Musicians call it the curse of the residency. In New York, after all, bands typically don’t build a following: you play to your friends. Book yourself into a weekly residency for a month and see everybody come out for the first and last shows…if you’re lucky. Chicha Libre have managed to beat the odds, on a Monday night, of all nights. By all rights, the Brooklyn chicha revivalists would be entitled to weekends at Barbes, considering that the frontman/cuatro player and lead guitarist own the joint. But they graciously let other bands play Fridays and Saturdays and do their weekly residency/live rehearsal on a Monday…which is genius in a way, since it turns a dead night into a crazy party that probably earns the bar just as much as a Saturday.
Chicha Libre get extra props for singlehandedly spearheading the psychedelic cumbia revival: without them, it’s probably safe to say that the wild, trippy sounds of legendary Peruvian bands like Los Destellos, Los Mirlos and Juaneco y Su Combo would never have made it out of Peru. What Chicha Libre does is exactly what those cult acts were doing forty years ago, mashing up Colombian cumbia, British psychedelia and American surf rock into a trebly, trippy, intoxicating, indelibly Peruvian stoner blend. It works just as well as dance music as it does stoner music; that Chicha Libre are recognized as giants of the genre in Peru speaks to how well they’ve assimilated it. “Sorry we’re late,” cuatro player Olivier Conan told the crowd packed into the back room there a couple of Mondays ago, “It’s our only claim to authenticity.” He was being modest.
They opened and closed their first set with the silly stuff: first Flight of the Valkyries reinvented as a droll cumbia, complete with a long, echoey, dubwise intro from Josh Camp’s wah-wah electric accordion. He would go on to reference 70s arenarock schlockmeisters Styx not once but twice – this band can do funny as well as they do trippy and creepy. The last song was a cumbia version of the mid-70s instrumental novelty hit Popcorn, which they ended with a good-natured shout-out to good weed and the corn liquor (sort of the Peruvian equivalent of Olde English) from which the band takes their name. In between they did the surreal, creepy stuff, lots of it, one of the best sets they’ve ever played on their home turf.
The apprehensively Satie-esque 11 Tejones (a tejon is a badger) had echoey, resonant, tersely spaced Vincent Douglas Telecaster licks mingling with Camp’s swirly, funereal organ lines. The trickly shapeshifting Depresion Tropical – third world economics as oncoming storm – kept the uneasy slink going, followed by Papageno Electrico with its irresistible, bittersweetly ominous chorus. For diehard chicha fans, it takes a slinky early 80s style synth tune ten years back in time, when Los Destellos and their compadres were doing it much more organically and psychedelically.

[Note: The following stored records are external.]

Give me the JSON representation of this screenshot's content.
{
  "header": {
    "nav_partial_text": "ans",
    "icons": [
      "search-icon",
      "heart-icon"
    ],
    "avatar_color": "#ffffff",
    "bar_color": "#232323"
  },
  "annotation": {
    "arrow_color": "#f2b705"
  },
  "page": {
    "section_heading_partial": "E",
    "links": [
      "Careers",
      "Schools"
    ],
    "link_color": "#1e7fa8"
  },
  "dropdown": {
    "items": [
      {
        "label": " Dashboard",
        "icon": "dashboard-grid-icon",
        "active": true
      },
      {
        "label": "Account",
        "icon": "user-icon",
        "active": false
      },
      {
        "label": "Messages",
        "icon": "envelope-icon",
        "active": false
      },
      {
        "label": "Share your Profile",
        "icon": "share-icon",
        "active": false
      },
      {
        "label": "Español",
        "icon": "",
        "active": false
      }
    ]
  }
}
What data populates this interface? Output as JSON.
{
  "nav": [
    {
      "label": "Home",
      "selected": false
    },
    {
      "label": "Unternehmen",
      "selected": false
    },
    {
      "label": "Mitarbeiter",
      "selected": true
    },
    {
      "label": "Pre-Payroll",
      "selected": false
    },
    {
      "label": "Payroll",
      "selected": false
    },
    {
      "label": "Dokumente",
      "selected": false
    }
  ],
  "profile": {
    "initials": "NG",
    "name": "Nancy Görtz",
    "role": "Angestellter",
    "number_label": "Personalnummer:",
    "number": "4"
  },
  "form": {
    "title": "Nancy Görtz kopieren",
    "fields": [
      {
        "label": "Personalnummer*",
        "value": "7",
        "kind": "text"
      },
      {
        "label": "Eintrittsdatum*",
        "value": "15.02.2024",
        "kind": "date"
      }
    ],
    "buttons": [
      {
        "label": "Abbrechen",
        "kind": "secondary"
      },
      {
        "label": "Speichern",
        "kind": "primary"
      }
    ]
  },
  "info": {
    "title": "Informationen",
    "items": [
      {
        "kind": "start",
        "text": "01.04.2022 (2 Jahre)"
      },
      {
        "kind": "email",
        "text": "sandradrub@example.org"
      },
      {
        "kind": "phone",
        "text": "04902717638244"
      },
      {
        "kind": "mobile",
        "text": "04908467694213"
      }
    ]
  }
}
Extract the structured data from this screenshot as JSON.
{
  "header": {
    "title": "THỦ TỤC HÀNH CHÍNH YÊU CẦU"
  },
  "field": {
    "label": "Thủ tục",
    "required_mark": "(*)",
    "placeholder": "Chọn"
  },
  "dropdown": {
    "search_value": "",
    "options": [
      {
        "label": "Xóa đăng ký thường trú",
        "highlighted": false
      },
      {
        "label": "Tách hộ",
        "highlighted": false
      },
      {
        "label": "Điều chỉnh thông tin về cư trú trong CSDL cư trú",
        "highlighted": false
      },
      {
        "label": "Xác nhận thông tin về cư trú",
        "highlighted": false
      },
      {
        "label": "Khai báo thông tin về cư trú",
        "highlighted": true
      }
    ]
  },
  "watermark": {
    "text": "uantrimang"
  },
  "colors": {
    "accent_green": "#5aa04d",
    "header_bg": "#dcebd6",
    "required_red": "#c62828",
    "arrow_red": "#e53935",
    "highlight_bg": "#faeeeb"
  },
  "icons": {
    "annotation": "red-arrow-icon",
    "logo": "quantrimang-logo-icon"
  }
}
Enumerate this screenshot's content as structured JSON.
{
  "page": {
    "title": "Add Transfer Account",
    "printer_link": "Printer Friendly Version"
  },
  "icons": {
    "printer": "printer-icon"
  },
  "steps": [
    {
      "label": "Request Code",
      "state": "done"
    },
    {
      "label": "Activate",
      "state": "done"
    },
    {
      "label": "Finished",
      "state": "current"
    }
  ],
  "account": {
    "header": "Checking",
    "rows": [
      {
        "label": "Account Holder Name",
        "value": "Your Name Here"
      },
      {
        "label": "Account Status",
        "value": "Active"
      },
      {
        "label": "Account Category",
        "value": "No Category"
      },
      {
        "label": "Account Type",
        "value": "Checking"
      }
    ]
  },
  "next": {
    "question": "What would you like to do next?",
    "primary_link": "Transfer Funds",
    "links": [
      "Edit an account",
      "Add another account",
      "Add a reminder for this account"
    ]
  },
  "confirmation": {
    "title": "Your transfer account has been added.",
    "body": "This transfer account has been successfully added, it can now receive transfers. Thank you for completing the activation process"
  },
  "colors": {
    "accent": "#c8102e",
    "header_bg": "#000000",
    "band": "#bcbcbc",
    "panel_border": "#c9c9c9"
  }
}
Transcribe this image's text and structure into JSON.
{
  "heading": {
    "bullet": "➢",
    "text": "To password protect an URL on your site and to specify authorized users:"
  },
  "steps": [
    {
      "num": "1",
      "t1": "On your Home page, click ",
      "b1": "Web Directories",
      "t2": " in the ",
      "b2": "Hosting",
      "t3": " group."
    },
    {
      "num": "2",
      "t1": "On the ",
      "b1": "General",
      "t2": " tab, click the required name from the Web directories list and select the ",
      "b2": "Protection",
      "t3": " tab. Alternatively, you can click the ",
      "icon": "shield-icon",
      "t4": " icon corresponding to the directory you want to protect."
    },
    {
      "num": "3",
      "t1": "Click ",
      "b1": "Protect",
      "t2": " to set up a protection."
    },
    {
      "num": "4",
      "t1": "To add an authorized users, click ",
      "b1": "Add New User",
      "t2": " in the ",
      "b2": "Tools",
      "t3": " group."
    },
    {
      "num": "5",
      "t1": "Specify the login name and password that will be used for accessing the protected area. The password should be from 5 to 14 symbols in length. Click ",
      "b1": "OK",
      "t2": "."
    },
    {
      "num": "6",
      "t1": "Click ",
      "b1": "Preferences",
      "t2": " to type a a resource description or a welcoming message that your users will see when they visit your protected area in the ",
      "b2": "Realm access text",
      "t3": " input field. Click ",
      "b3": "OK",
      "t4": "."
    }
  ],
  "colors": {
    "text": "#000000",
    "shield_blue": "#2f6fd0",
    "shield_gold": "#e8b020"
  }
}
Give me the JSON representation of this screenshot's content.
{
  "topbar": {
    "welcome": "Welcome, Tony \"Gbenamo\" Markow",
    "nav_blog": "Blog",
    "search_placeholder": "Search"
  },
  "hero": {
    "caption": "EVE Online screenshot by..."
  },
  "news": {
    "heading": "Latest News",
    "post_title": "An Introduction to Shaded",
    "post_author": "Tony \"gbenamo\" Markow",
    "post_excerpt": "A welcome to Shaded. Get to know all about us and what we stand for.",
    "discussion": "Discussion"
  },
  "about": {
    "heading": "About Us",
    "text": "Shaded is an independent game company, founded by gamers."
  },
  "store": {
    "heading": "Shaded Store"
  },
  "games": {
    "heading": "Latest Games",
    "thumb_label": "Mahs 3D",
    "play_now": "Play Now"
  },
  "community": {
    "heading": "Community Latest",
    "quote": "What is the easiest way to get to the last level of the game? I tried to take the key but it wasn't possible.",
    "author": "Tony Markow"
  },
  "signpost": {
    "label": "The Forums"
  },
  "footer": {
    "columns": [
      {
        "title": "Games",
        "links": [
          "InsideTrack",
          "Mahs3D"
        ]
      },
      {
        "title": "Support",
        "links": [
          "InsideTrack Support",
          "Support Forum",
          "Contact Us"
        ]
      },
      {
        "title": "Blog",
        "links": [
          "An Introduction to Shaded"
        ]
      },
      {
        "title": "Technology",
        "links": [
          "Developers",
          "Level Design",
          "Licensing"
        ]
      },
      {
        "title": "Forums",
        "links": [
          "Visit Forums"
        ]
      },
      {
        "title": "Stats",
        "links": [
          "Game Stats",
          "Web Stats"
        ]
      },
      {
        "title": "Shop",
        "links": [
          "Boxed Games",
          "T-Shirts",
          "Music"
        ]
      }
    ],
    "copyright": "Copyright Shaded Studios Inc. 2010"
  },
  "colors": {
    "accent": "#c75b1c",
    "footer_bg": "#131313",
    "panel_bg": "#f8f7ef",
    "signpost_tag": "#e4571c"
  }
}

After that the band treated the crowd to a long, trippy take of the Los Mirlos classic Sonido Amazonico, the title track of Chicha Libre’s brilliant 2008 debut album, Camp’s lighthearted salsa organ solo handing off to a long, hallucinatory, sunbaked one from Douglas. From there, they segued into a couple of covers, the second being another Los Mirlos tune, the scampering Muchachita Del Oriente, Douglas’ spaghetti western guitar set against a long, hypnotically crescendoing twin solo from timbalera Karina Colis and an invigorated sub conga player. They wound up the set with a raw, rugged cumbia take of the Clash’s Guns of Brixton and then a similarly edgy, sarcastic original, La Danza Del Millionario.
And a show back in August where Conan was AWOL featured a second lead guitarist firing off lightning-fast flurries of tapping and seriously metal cumbia in his place. Maybe because the guest guitarist was more familiar with iconic chicha material than Chicha Libre’s songs, that set featured a lot more stuff by Los Destellos and Juaneco. You never know what you’r going to get with this crew. And everybody was dancing. Are Chicha Libre the funnest band in New York or what? They’re back at Barbes next Monday, Sept 29 at 9:30 or so and pretty much every other Monday this year: check the Barbes calendar.